Urban Water System shown using Zofnass Program

The exploration of opportunities is based on an algorithm that was developed at the Zofnass Program. The algorithmic model integrated methods from data analytics, geospatial mapping, a systems approach, and domain knowledge on urban water management and green infrastructure. Multiple parameters were linked for each solution (e.g., street planters). After the application of the spatial constraints, the opportunities were sorted based on planning strategies, and associated with the capacity to capture stormwater. The aggregation of the performance of all green infrastructure opportunities was linked to a formula that estimates the reduction of annual runoff and the consequent impact on other system flows and the city’s impervious cover.


The tool was developed in three stages. First was the research on urban water management and the development of the algorithm. Second was the web development, which included the creation of the website, the data-driven visualizations, and the conversion of the algorithm into a web programming language. Third was the engagement and collaboration with the City of Chelsea, which included a series of consultation meetings during the first and second stages. The public officials of Chelsea provided information, such as reports and plans, while they assessed the collected data from other sources (e.g., MWRA and MassGIS). They also provided feedback and suggestions to help our team customize the tool to the specific needs of the city.

The prototype for Chelsea highlighted the importance of open public data, without which the tool couldn’t have been built. At the same time, there is a strong dependence on the quality and extent of this available data. The research and development process revealed areas in public data where there is room for improvement. Chelsea is a small city that is limited in resources and staff time. The Zofnass Information Tool can be useful in such cities since it concentrates the available information and provides high-level insights. The benefits are the reduction of complexity, the efficiency in accessing macro-level data, and the provision of a structured overview of the urban water system that becomes an interface for collaboration.

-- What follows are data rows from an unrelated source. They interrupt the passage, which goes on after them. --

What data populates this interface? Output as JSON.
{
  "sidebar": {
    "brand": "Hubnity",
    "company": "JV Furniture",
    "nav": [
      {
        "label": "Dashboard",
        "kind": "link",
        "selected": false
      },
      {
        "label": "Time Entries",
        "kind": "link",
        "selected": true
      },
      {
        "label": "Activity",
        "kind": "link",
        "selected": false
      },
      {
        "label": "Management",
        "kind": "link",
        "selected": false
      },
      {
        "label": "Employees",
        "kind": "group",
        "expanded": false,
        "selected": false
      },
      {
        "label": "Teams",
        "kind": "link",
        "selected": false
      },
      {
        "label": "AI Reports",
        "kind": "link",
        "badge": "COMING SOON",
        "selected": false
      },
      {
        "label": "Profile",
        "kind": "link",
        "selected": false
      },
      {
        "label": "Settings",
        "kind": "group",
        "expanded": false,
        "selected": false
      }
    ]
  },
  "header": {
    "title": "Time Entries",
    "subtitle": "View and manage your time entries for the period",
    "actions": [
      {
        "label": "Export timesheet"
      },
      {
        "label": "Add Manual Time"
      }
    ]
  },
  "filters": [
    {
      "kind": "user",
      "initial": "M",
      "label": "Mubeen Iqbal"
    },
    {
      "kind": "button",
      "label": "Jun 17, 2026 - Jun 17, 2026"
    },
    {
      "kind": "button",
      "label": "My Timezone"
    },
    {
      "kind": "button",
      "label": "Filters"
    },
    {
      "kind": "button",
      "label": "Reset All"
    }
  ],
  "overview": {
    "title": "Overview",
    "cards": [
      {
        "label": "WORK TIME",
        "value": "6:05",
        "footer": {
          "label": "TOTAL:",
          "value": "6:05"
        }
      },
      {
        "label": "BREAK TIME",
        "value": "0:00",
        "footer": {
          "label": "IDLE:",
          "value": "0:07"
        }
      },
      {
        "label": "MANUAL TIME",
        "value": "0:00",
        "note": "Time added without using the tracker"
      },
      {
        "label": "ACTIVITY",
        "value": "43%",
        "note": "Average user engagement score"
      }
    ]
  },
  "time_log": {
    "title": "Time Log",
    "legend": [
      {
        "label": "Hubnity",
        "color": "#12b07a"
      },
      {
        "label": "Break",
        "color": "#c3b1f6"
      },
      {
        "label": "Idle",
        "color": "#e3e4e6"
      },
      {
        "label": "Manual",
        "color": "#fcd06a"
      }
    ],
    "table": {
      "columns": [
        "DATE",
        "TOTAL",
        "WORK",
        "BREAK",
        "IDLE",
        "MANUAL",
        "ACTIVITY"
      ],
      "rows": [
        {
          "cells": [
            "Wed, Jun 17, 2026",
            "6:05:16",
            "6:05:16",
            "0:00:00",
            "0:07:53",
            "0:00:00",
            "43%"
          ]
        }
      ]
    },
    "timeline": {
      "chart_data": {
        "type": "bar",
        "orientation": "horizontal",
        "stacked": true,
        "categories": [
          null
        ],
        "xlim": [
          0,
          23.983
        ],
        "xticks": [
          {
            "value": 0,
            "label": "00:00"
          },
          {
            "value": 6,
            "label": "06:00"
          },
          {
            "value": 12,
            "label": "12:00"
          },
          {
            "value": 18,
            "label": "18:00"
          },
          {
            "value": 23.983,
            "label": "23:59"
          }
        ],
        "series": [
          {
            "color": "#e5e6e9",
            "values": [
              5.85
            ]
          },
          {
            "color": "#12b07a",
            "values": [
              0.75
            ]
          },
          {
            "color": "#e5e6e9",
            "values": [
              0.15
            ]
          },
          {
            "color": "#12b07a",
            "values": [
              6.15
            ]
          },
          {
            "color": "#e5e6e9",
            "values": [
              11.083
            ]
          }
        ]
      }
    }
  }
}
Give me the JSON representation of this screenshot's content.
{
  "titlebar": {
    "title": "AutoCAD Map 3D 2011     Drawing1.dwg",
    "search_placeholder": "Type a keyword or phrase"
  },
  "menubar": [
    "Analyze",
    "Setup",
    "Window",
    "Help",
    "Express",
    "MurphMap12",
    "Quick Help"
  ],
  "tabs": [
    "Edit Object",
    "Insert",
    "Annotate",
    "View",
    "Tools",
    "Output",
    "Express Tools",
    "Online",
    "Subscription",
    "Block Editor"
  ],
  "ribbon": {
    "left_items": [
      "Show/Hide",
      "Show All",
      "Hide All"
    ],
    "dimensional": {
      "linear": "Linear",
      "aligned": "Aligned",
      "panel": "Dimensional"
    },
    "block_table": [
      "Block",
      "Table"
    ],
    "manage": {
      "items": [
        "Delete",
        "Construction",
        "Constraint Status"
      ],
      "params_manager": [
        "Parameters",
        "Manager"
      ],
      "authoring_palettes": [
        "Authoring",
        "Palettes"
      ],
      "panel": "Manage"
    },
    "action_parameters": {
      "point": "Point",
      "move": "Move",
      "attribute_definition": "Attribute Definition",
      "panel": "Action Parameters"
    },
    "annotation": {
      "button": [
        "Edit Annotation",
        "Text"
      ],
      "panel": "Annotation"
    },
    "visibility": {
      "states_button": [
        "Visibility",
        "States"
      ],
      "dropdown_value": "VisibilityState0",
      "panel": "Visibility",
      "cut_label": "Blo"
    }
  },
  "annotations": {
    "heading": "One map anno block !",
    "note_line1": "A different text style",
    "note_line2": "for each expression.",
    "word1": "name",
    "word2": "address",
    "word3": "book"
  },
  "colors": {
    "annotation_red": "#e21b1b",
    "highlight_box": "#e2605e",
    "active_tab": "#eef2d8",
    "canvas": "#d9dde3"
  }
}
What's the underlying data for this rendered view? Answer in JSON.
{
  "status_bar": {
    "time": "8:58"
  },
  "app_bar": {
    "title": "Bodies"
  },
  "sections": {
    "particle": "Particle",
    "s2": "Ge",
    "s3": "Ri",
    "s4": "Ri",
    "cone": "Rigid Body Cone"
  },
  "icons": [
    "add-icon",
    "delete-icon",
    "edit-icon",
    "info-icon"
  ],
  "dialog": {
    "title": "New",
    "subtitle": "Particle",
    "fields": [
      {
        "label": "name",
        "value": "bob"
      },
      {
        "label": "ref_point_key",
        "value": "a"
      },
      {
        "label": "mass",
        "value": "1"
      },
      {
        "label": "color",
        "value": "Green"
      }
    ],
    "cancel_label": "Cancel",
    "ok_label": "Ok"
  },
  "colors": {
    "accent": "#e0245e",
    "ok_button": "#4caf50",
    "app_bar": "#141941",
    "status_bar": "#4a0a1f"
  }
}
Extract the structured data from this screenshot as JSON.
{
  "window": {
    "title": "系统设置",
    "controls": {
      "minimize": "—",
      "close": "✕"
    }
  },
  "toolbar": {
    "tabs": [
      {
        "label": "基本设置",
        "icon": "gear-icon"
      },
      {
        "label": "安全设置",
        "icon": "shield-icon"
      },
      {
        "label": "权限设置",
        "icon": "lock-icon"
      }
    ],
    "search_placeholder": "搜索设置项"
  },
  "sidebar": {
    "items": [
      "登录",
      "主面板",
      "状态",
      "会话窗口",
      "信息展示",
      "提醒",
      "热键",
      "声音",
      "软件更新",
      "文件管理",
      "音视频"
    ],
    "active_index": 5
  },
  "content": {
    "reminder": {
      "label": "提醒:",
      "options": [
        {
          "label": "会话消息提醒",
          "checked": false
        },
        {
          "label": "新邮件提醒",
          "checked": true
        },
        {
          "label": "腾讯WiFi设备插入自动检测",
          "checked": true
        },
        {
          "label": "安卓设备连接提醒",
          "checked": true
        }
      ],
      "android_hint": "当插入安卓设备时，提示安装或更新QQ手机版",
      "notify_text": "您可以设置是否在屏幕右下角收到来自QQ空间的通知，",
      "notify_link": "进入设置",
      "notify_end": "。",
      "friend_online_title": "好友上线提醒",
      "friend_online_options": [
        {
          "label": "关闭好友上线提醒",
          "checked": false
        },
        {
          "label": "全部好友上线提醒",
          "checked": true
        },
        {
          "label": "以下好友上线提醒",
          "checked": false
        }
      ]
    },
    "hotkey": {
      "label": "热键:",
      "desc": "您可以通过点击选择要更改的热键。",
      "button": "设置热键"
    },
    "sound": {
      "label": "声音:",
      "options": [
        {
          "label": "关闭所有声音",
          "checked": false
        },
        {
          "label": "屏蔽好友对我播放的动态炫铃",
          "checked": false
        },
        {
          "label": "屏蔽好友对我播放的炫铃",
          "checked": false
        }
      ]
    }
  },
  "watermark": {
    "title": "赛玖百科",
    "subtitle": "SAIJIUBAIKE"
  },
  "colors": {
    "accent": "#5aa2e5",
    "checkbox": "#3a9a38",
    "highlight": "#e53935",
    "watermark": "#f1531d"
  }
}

The Zofnass Information Tool is a framework for data-driven insights at the intersection of water management, planning, and public policy. The sensitivity to open data may not be considered a weakness, but a strength. Over the next few years, advances in the use of technology in cities will lead to better data and consequently invigorate such frameworks. It is critical now to prepare city stakeholders to learn to cooperate using digital platforms, and to cultivate an awareness of the big picture. Across the US the challenges vary: from stormwater management on the East Coast, to water quality cases such as in Flint, or drought and water scarcity as in California. A quick overview and good understanding of the relations within urban water systems can be a catalyst for stakeholders to work in unison in order to better solve the problems and improve the quality of life in cities.

Top photo credit drone photo by Michalis Pirokka, Remote Sensing Specialist, Harvard GSD (MLA '14)

About the Author

Yannis Orfanos

Yannis Orfanos is a Research Associate at Harvard Graduate School of Design. His research focuses on the integration of data analytics, infrastructure systems and the urban environment. He has been developing computational tools, both in academia and the industry, to improve the quality of life in cities and address climate change risks. Prior to Harvard, Yannis worked for design and planning practices in London, Barcelona, and Athens. He holds a Diploma in Architectural Engineering from NTUA, and MArch in Architecture and Urbanism from AA Design Research Lab. Yannis is an Envision Sustainability Professional and Trainer.